Review and purchase link

18) Explosions in the Sky ~ The Wilderness (Temporary Residence)
Continuing to stay relevant while many peers have faltered, the seminal Texan post-rockers produced another wonderful LP that further evolves their evocative sound. Belying their name, Explosions in the Sky have lowered their sights to the ground as they have matured, and in The Wilderness they find bountiful pickings. Although surrounded by guitars, the drums have always been paramount to the band’s delivery, and here Chris Hrasky produces remarkably bare rhythms that lull and entrance, yet subtly introduce exquisite shifts (a highlight being the bass change in “Logic Of A Dream”). Together with more subdued guitars and increasingly pervasive electronics, the landscapes The Wilderness carves out are less mountainous and desolate, more undulating and intimate. (Chris Redfearn-Murray)

Review and purchase link

19) Dakota Suite & Vampillia ~ The Sea Is Never Full (Karaoke Kalk)
When it is intensely life-affirming, sorrow can be a beautiful thing.

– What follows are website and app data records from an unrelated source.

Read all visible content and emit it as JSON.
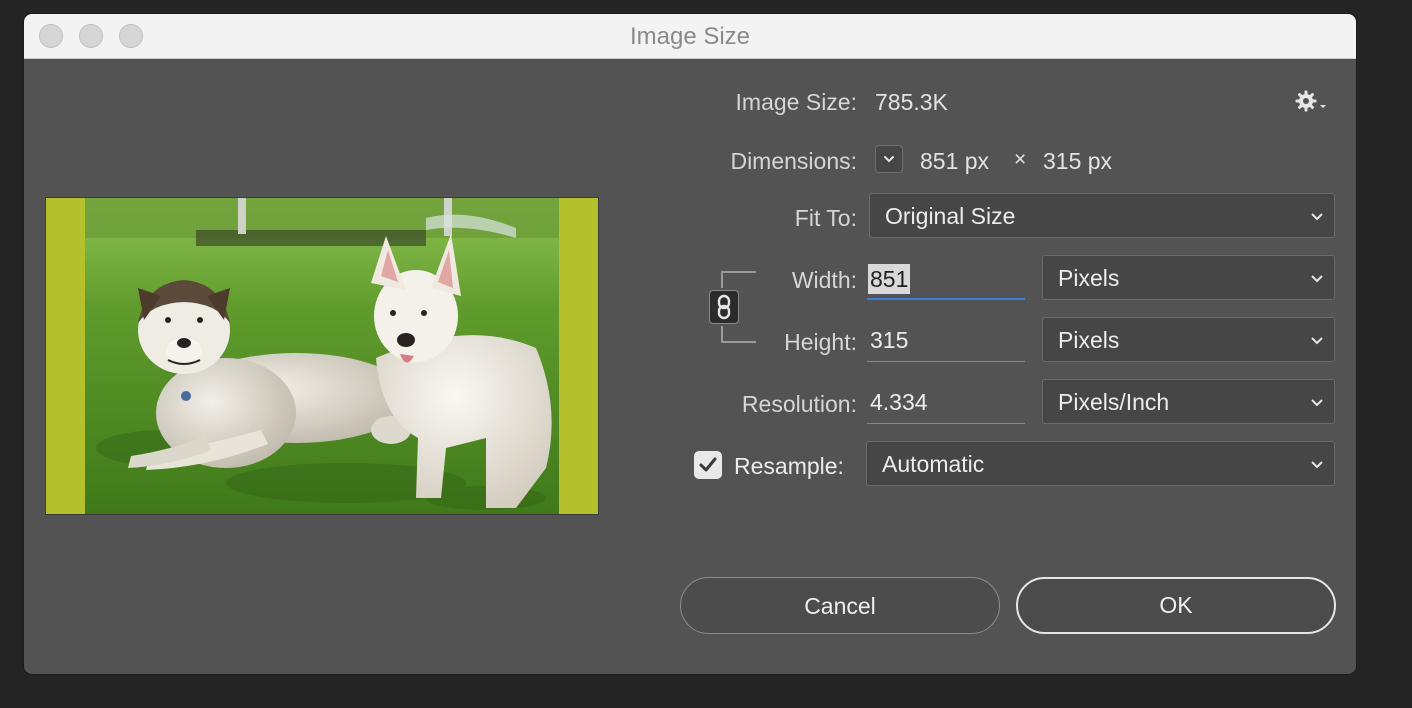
{
  "window": {
    "title": "Image Size"
  },
  "info": {
    "image_size_label": "Image Size:",
    "image_size_value": "785.3K",
    "dimensions_label": "Dimensions:",
    "width_value": "851 px",
    "times_sign": "×",
    "height_value": "315 px"
  },
  "fit_to": {
    "label": "Fit To:",
    "value": "Original Size"
  },
  "width": {
    "label": "Width:",
    "value": "851",
    "unit": "Pixels"
  },
  "height": {
    "label": "Height:",
    "value": "315",
    "unit": "Pixels"
  },
  "resolution": {
    "label": "Resolution:",
    "value": "4.334",
    "unit": "Pixels/Inch"
  },
  "resample": {
    "label": "Resample:",
    "checked": true,
    "value": "Automatic"
  },
  "buttons": {
    "cancel": "Cancel",
    "ok": "OK"
  },
  "icons": {
    "settings": "gear-icon",
    "link": "chain-link-icon",
    "chevron": "chevron-down-icon"
  },
  "colors": {
    "dialog_bg": "#535353",
    "accent": "#3b7ddd",
    "preview_border": "#b4c02c"
  }
}
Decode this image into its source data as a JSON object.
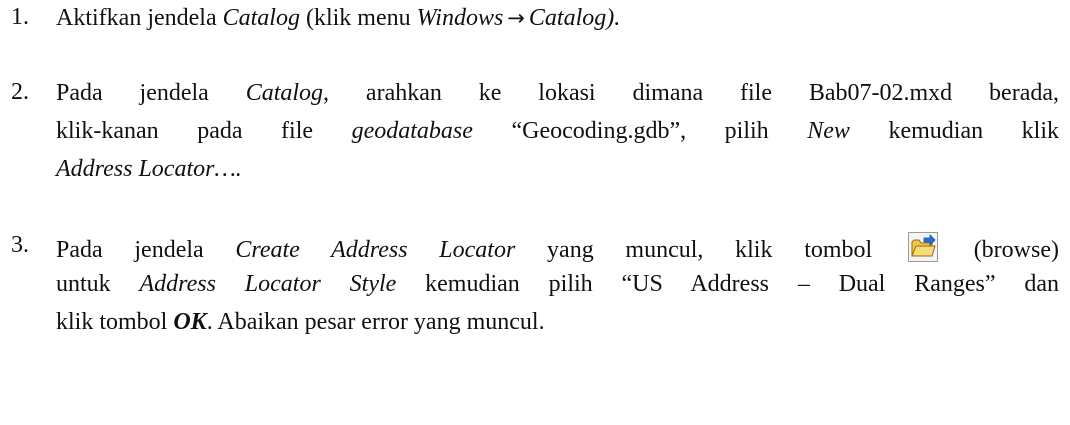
{
  "steps": [
    {
      "number": "1.",
      "text_1": "Aktifkan jendela ",
      "catalog": "Catalog",
      "text_2": " (klik menu ",
      "windows": "Windows",
      "arrow": "→",
      "catalog_close": "Catalog).",
      "icon": "right-arrow-icon"
    },
    {
      "number": "2.",
      "l1_text_1": "Pada jendela ",
      "l1_catalog": "Catalog",
      "l1_text_2": ", arahkan ke lokasi dimana file Bab07-02.mxd berada,",
      "l2_text_1": "klik-kanan pada file ",
      "l2_geodatabase": "geodatabase",
      "l2_text_2": " “Geocoding.gdb”, pilih ",
      "l2_new": "New",
      "l2_text_3": " kemudian klik",
      "l3_address_locator": "Address Locator…."
    },
    {
      "number": "3.",
      "l1_text_1": "Pada jendela ",
      "l1_create_locator": "Create Address Locator",
      "l1_text_2": " yang muncul, klik tombol",
      "l1_browse": "(browse)",
      "l2_text_1": "untuk ",
      "l2_style": "Address Locator Style",
      "l2_text_2": " kemudian pilih “US Address – Dual Ranges” dan",
      "l3_text_1": "klik tombol ",
      "l3_ok": "OK",
      "l3_text_2": ". Abaikan pesar error yang muncul.",
      "icon": "open-folder-browse-icon",
      "icon_colors": {
        "folder": "#f2c84b",
        "folder_edge": "#9a6a12",
        "arrow": "#2a6fd6"
      }
    }
  ]
}
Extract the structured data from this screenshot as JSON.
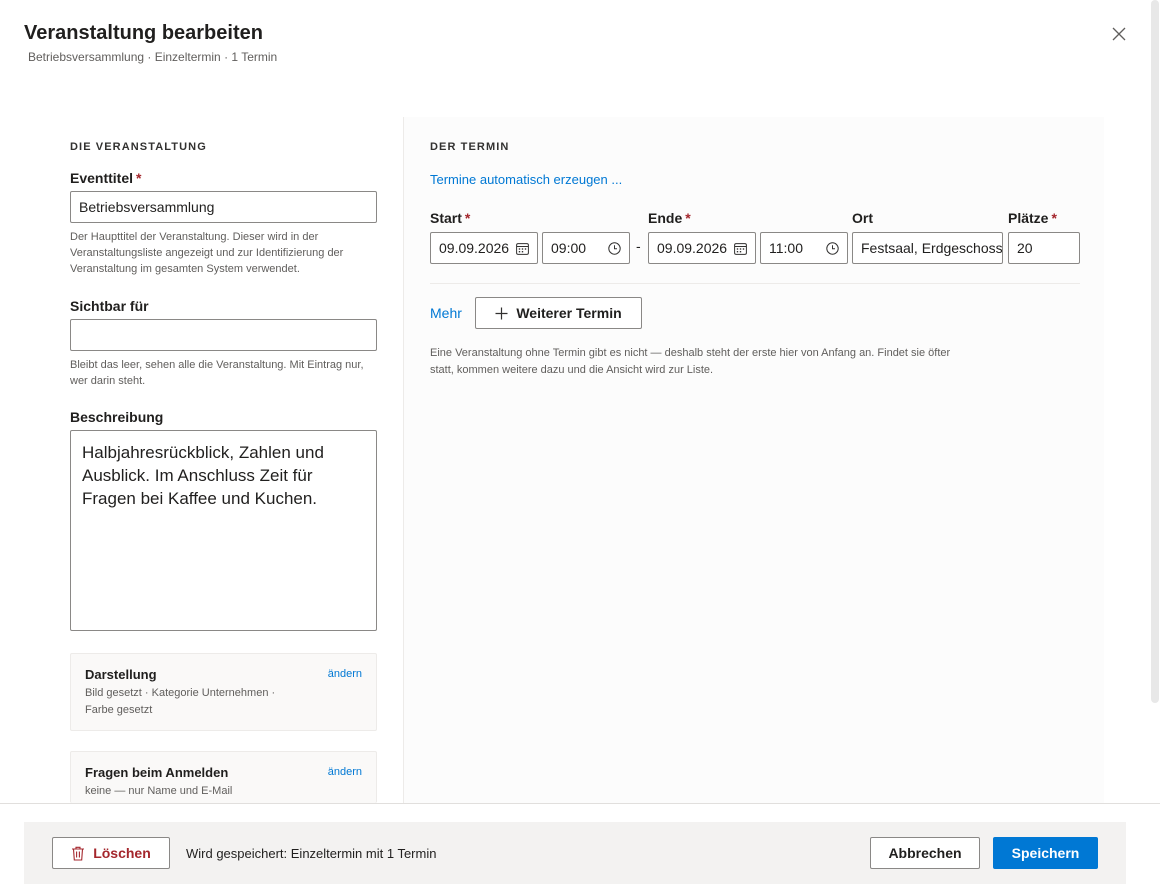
{
  "header": {
    "title": "Veranstaltung bearbeiten",
    "subtitle": "Betriebsversammlung · Einzeltermin · 1 Termin"
  },
  "event": {
    "section_title": "DIE VERANSTALTUNG",
    "title_label": "Eventtitel",
    "required_mark": "*",
    "title_value": "Betriebsversammlung",
    "title_help": "Der Haupttitel der Veranstaltung. Dieser wird in der Veranstaltungsliste angezeigt und zur Identifizierung der Veranstaltung im gesamten System verwendet.",
    "visible_label": "Sichtbar für",
    "visible_value": "",
    "visible_help": "Bleibt das leer, sehen alle die Veranstaltung. Mit Eintrag nur, wer darin steht.",
    "description_label": "Beschreibung",
    "description_value": "Halbjahresrückblick, Zahlen und Ausblick. Im Anschluss Zeit für Fragen bei Kaffee und Kuchen.",
    "cards": [
      {
        "title": "Darstellung",
        "text": "Bild gesetzt · Kategorie Unternehmen · Farbe gesetzt",
        "link": "ändern"
      },
      {
        "title": "Fragen beim Anmelden",
        "text": "keine — nur Name und E-Mail",
        "link": "ändern"
      }
    ]
  },
  "termin": {
    "section_title": "DER TERMIN",
    "auto_link": "Termine automatisch erzeugen ...",
    "start_label": "Start",
    "end_label": "Ende",
    "location_label": "Ort",
    "seats_label": "Plätze",
    "required_mark": "*",
    "start_date": "09.09.2026",
    "start_time": "09:00",
    "separator": "-",
    "end_date": "09.09.2026",
    "end_time": "11:00",
    "location": "Festsaal, Erdgeschoss",
    "seats": "20",
    "more_link": "Mehr",
    "add_button": "Weiterer Termin",
    "info": "Eine Veranstaltung ohne Termin gibt es nicht — deshalb steht der erste hier von Anfang an. Findet sie öfter statt, kommen weitere dazu und die Ansicht wird zur Liste."
  },
  "footer": {
    "delete_label": "Löschen",
    "status": "Wird gespeichert: Einzeltermin mit 1 Termin",
    "cancel_label": "Abbrechen",
    "save_label": "Speichern"
  },
  "colors": {
    "accent": "#0078d4",
    "danger": "#a4262c"
  },
  "icons": [
    "close-icon",
    "calendar-icon",
    "clock-icon",
    "plus-icon",
    "trash-icon"
  ]
}
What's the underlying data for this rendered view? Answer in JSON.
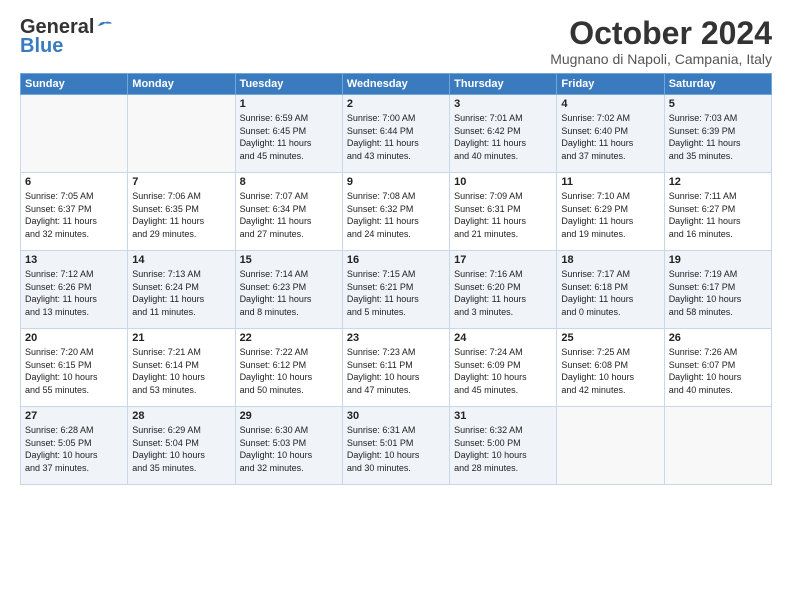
{
  "header": {
    "logo_line1": "General",
    "logo_line2": "Blue",
    "month": "October 2024",
    "location": "Mugnano di Napoli, Campania, Italy"
  },
  "days_of_week": [
    "Sunday",
    "Monday",
    "Tuesday",
    "Wednesday",
    "Thursday",
    "Friday",
    "Saturday"
  ],
  "weeks": [
    [
      {
        "day": "",
        "info": ""
      },
      {
        "day": "",
        "info": ""
      },
      {
        "day": "1",
        "info": "Sunrise: 6:59 AM\nSunset: 6:45 PM\nDaylight: 11 hours\nand 45 minutes."
      },
      {
        "day": "2",
        "info": "Sunrise: 7:00 AM\nSunset: 6:44 PM\nDaylight: 11 hours\nand 43 minutes."
      },
      {
        "day": "3",
        "info": "Sunrise: 7:01 AM\nSunset: 6:42 PM\nDaylight: 11 hours\nand 40 minutes."
      },
      {
        "day": "4",
        "info": "Sunrise: 7:02 AM\nSunset: 6:40 PM\nDaylight: 11 hours\nand 37 minutes."
      },
      {
        "day": "5",
        "info": "Sunrise: 7:03 AM\nSunset: 6:39 PM\nDaylight: 11 hours\nand 35 minutes."
      }
    ],
    [
      {
        "day": "6",
        "info": "Sunrise: 7:05 AM\nSunset: 6:37 PM\nDaylight: 11 hours\nand 32 minutes."
      },
      {
        "day": "7",
        "info": "Sunrise: 7:06 AM\nSunset: 6:35 PM\nDaylight: 11 hours\nand 29 minutes."
      },
      {
        "day": "8",
        "info": "Sunrise: 7:07 AM\nSunset: 6:34 PM\nDaylight: 11 hours\nand 27 minutes."
      },
      {
        "day": "9",
        "info": "Sunrise: 7:08 AM\nSunset: 6:32 PM\nDaylight: 11 hours\nand 24 minutes."
      },
      {
        "day": "10",
        "info": "Sunrise: 7:09 AM\nSunset: 6:31 PM\nDaylight: 11 hours\nand 21 minutes."
      },
      {
        "day": "11",
        "info": "Sunrise: 7:10 AM\nSunset: 6:29 PM\nDaylight: 11 hours\nand 19 minutes."
      },
      {
        "day": "12",
        "info": "Sunrise: 7:11 AM\nSunset: 6:27 PM\nDaylight: 11 hours\nand 16 minutes."
      }
    ],
    [
      {
        "day": "13",
        "info": "Sunrise: 7:12 AM\nSunset: 6:26 PM\nDaylight: 11 hours\nand 13 minutes."
      },
      {
        "day": "14",
        "info": "Sunrise: 7:13 AM\nSunset: 6:24 PM\nDaylight: 11 hours\nand 11 minutes."
      },
      {
        "day": "15",
        "info": "Sunrise: 7:14 AM\nSunset: 6:23 PM\nDaylight: 11 hours\nand 8 minutes."
      },
      {
        "day": "16",
        "info": "Sunrise: 7:15 AM\nSunset: 6:21 PM\nDaylight: 11 hours\nand 5 minutes."
      },
      {
        "day": "17",
        "info": "Sunrise: 7:16 AM\nSunset: 6:20 PM\nDaylight: 11 hours\nand 3 minutes."
      },
      {
        "day": "18",
        "info": "Sunrise: 7:17 AM\nSunset: 6:18 PM\nDaylight: 11 hours\nand 0 minutes."
      },
      {
        "day": "19",
        "info": "Sunrise: 7:19 AM\nSunset: 6:17 PM\nDaylight: 10 hours\nand 58 minutes."
      }
    ],
    [
      {
        "day": "20",
        "info": "Sunrise: 7:20 AM\nSunset: 6:15 PM\nDaylight: 10 hours\nand 55 minutes."
      },
      {
        "day": "21",
        "info": "Sunrise: 7:21 AM\nSunset: 6:14 PM\nDaylight: 10 hours\nand 53 minutes."
      },
      {
        "day": "22",
        "info": "Sunrise: 7:22 AM\nSunset: 6:12 PM\nDaylight: 10 hours\nand 50 minutes."
      },
      {
        "day": "23",
        "info": "Sunrise: 7:23 AM\nSunset: 6:11 PM\nDaylight: 10 hours\nand 47 minutes."
      },
      {
        "day": "24",
        "info": "Sunrise: 7:24 AM\nSunset: 6:09 PM\nDaylight: 10 hours\nand 45 minutes."
      },
      {
        "day": "25",
        "info": "Sunrise: 7:25 AM\nSunset: 6:08 PM\nDaylight: 10 hours\nand 42 minutes."
      },
      {
        "day": "26",
        "info": "Sunrise: 7:26 AM\nSunset: 6:07 PM\nDaylight: 10 hours\nand 40 minutes."
      }
    ],
    [
      {
        "day": "27",
        "info": "Sunrise: 6:28 AM\nSunset: 5:05 PM\nDaylight: 10 hours\nand 37 minutes."
      },
      {
        "day": "28",
        "info": "Sunrise: 6:29 AM\nSunset: 5:04 PM\nDaylight: 10 hours\nand 35 minutes."
      },
      {
        "day": "29",
        "info": "Sunrise: 6:30 AM\nSunset: 5:03 PM\nDaylight: 10 hours\nand 32 minutes."
      },
      {
        "day": "30",
        "info": "Sunrise: 6:31 AM\nSunset: 5:01 PM\nDaylight: 10 hours\nand 30 minutes."
      },
      {
        "day": "31",
        "info": "Sunrise: 6:32 AM\nSunset: 5:00 PM\nDaylight: 10 hours\nand 28 minutes."
      },
      {
        "day": "",
        "info": ""
      },
      {
        "day": "",
        "info": ""
      }
    ]
  ]
}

The Sea is Never Full attempts to bear the sonic scars of an overdetermined cruelty, the despair that only the uneven relationship between the human will and chance can visit upon anyone. Composed after the catastrophe at Fukushima, Japan, it is a lament born from the ocean’s hunger, a somber meditation upon its natural vitality; it is a nature that cares, that passionately devours its children, like Cronus. Divided into distinct movements, the album’s consistency works like classical pieces of old, with various thematic currents that are nevertheless grounded on a profound elegiac sadness, sometimes melodically pleasing, sometimes noisy, and sometimes just utterly painful. Dakota Suite have always been good at melancholic tones, but their collaboration with a fierce collective like Vampillia has brought out a piercing edge that truly feels funereal. (David Murrieta)

Review and purchase link

20) Teasips ~ Proxemic Realms (Heavy Mess)
Proxemic Realms sits two thousand feet up, closer to the heavens and further away from the soil, its legs wrapped in a comfortable, Lotus position, drinking in the mountain air, or, perhaps, taking slow sips from it. Angela Frances Wilson’s music as Teasips is more than refreshing – it’s rejuvenating, like a shower for the mind. Its pan flute has the clarity of peppermint tea and a sound of eternal peace slowly filters into the music. It echoes into the valleys and sighs over the cold, wide lakes, and a soft breeze carries it further still. It’s affected by the elements, because she continues to play even as the dark sound of thunder sweeps the land, threatening to send the pale, thin melody off course. As the rain slowly falls, the water becomes a cold kiss. Her sustaining, light melody isn’t in a hurry, and it seems to question the propensity for high levels of activity: why the rush? It’s serenity, and the rain helps to refresh the air.  (James Catchpole)

Review and purchase link

2 comments

  1. niaL

    Glad to see Eluvium’s “False Reasings On” and WEG’s “LAST WALTZ” in this great list. I would have ad “Betrayal and Reincarnation” by yodaka (Kashiwa Daisuke’s post-rock band). It’s rather a difficult listen but very atmospheric.
    Keep up the great work a closer listen..

Leave a Reply

Fill in your details below or click an icon to log in:

WordPress.com Logo

You are commenting using your WordPress.com account. Log Out / Change )

Twitter picture

You are commenting using your Twitter account. Log Out / Change )

Facebook photo

You are commenting using your Facebook account. Log Out / Change )

Google+ photo

You are commenting using your Google+ account. Log Out / Change )

Connecting to %s

%d bloggers like this: